*Work instructions*. All of the data must be output without alteration.

*Record set*.
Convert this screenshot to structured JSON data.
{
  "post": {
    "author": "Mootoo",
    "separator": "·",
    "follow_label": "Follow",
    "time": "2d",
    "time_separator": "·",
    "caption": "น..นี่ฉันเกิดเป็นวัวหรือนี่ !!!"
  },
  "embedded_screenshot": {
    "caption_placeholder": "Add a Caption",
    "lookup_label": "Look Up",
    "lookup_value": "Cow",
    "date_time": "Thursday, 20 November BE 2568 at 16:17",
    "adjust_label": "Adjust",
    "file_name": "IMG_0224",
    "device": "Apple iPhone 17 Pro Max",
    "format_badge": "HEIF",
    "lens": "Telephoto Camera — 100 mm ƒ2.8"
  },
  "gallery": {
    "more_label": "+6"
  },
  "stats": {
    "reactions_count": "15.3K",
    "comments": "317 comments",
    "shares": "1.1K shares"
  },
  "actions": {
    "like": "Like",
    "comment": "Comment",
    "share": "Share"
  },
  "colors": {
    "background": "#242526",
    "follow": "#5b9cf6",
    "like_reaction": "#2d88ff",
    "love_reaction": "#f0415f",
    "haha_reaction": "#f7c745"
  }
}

*Response*.
Convert this screenshot to structured JSON data.
{
  "post": {
    "author": "Mootoo",
    "separator": "·",
    "follow_label": "Follow",
    "time": "2d",
    "time_separator": "·",
    "caption": "น..นี่ฉันเกิดเป็นวัวหรือนี่ !!!"
  },
  "embedded_screenshot": {
    "caption_placeholder": "Add a Caption",
    "lookup_label": "Look Up",
    "lookup_value": "Cow",
    "date_time": "Thursday, 20 November BE 2568 at 16:17",
    "adjust_label": "Adjust",
    "file_name": "IMG_0224",
    "device": "Apple iPhone 17 Pro Max",
    "format_badge": "HEIF",
    "lens": "Telephoto Camera — 100 mm ƒ2.8"
  },
  "gallery": {
    "more_label": "+6"
  },
  "stats": {
    "reactions_count": "15.3K",
    "comments": "317 comments",
    "shares": "1.1K shares"
  },
  "actions": {
    "like": "Like",
    "comment": "Comment",
    "share": "Share"
  },
  "colors": {
    "background": "#242526",
    "follow": "#5b9cf6",
    "like_reaction": "#2d88ff",
    "love_reaction": "#f0415f",
    "haha_reaction": "#f7c745"
  }
}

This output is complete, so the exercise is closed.